Dataset records:
•••

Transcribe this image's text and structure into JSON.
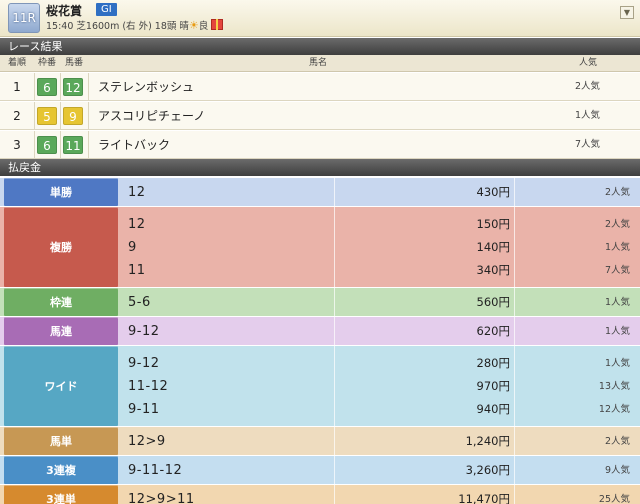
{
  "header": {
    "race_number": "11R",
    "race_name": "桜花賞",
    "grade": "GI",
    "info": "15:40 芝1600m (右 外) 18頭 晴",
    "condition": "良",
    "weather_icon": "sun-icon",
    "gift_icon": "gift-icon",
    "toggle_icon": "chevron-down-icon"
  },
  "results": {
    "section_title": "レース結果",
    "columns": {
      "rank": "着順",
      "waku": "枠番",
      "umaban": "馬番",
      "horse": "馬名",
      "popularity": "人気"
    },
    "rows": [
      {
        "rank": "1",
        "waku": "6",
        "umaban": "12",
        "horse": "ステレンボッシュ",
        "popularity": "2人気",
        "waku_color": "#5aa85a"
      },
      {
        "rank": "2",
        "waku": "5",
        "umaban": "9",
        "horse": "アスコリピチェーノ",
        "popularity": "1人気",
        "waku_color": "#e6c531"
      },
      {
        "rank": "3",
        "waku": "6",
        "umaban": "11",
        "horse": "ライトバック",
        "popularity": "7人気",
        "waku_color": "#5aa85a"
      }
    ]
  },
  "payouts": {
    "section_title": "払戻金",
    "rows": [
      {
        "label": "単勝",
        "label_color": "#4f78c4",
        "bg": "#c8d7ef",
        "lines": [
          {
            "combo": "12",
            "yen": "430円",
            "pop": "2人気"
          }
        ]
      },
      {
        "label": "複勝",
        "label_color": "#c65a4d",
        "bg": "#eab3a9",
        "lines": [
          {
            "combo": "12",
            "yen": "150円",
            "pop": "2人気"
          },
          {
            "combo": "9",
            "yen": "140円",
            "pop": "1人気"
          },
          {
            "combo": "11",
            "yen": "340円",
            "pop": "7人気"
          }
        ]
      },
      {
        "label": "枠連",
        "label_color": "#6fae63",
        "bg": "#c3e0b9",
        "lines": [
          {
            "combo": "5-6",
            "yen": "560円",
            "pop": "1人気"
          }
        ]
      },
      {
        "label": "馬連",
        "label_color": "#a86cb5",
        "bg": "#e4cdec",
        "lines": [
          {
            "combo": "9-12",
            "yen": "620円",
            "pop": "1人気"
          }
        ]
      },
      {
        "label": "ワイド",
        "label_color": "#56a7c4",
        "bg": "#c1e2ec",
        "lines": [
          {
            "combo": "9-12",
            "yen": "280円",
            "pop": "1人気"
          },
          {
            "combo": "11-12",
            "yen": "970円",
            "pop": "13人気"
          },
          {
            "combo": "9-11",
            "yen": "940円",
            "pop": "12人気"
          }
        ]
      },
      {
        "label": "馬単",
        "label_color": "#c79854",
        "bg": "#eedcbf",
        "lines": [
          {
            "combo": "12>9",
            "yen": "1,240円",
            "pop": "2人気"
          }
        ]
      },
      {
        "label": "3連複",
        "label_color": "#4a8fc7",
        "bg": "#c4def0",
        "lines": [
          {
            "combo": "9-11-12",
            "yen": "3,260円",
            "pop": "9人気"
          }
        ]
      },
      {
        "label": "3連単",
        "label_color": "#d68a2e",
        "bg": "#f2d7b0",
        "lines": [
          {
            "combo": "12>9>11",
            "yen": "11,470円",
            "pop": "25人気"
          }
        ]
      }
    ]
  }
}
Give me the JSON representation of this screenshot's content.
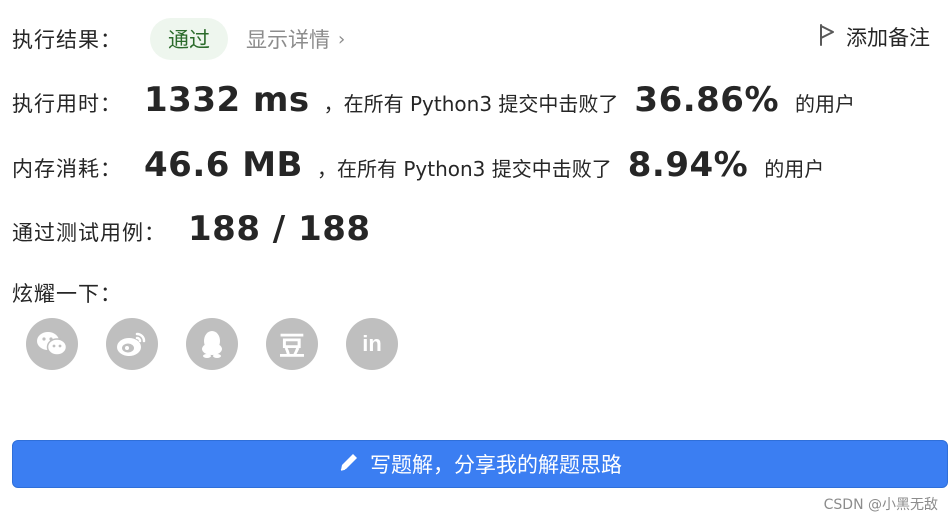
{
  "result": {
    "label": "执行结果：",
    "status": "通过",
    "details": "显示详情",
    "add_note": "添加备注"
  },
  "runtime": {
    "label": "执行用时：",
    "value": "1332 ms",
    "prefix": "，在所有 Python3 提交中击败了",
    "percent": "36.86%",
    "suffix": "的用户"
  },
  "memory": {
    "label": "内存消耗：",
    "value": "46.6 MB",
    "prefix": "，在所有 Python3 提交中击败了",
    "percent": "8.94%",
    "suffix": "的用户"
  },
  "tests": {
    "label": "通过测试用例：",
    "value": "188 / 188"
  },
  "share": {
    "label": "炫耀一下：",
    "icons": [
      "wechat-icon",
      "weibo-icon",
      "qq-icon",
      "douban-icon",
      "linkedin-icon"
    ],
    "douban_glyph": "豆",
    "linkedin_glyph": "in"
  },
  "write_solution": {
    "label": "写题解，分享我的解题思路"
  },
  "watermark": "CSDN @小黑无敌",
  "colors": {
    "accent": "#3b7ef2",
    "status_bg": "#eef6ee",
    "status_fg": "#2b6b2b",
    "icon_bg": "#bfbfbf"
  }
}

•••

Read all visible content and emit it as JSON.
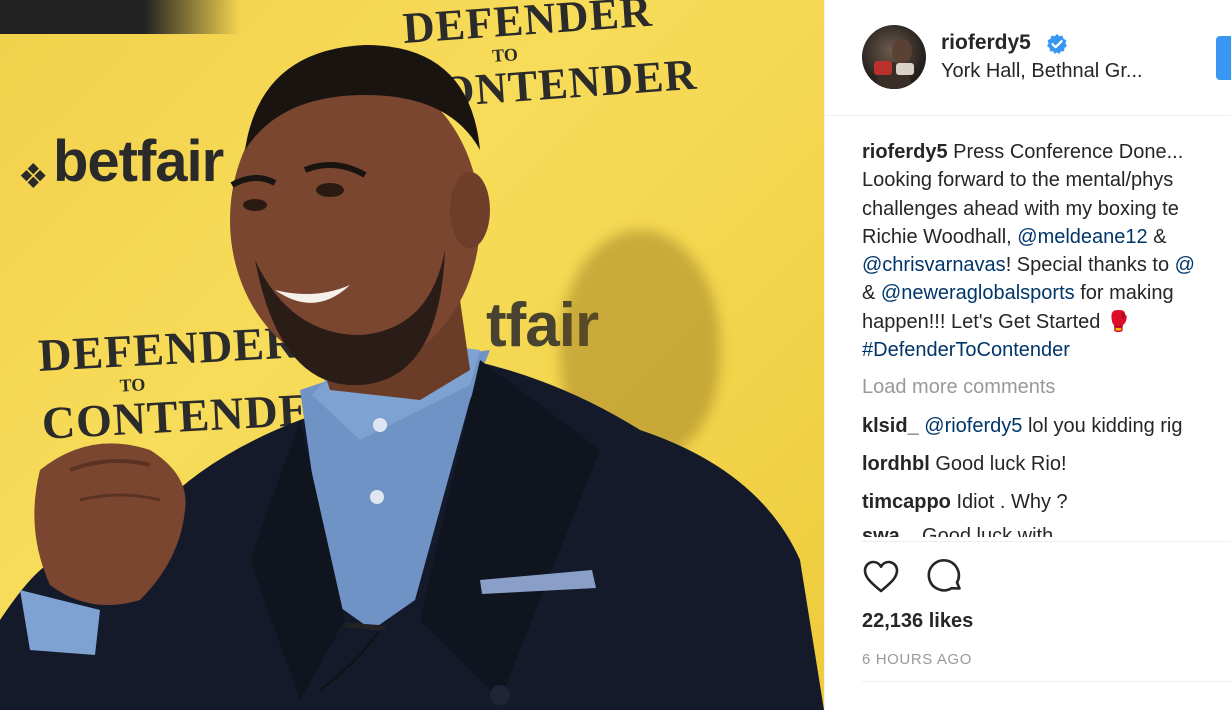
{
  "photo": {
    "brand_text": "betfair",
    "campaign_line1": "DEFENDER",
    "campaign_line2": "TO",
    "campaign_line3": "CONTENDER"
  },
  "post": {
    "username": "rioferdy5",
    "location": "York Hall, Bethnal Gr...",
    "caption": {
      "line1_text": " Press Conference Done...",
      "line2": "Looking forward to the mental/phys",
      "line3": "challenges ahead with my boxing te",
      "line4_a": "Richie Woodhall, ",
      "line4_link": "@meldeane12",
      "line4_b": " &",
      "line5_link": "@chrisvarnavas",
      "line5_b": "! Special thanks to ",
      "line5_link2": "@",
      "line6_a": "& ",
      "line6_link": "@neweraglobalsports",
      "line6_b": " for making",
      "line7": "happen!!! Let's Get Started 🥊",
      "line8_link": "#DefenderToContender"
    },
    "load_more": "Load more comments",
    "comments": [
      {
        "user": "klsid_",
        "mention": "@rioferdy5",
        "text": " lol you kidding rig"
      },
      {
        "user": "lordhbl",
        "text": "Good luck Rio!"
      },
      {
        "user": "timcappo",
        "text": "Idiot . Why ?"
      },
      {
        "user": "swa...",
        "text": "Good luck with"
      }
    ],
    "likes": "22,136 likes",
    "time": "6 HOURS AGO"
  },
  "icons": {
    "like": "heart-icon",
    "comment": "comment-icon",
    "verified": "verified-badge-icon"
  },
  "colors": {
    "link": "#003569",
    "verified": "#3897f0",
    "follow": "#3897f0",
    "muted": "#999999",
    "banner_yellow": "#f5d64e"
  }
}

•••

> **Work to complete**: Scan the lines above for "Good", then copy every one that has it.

> **Response to this task**:
        "text": "Good luck Rio!"
        "text": "Good luck with"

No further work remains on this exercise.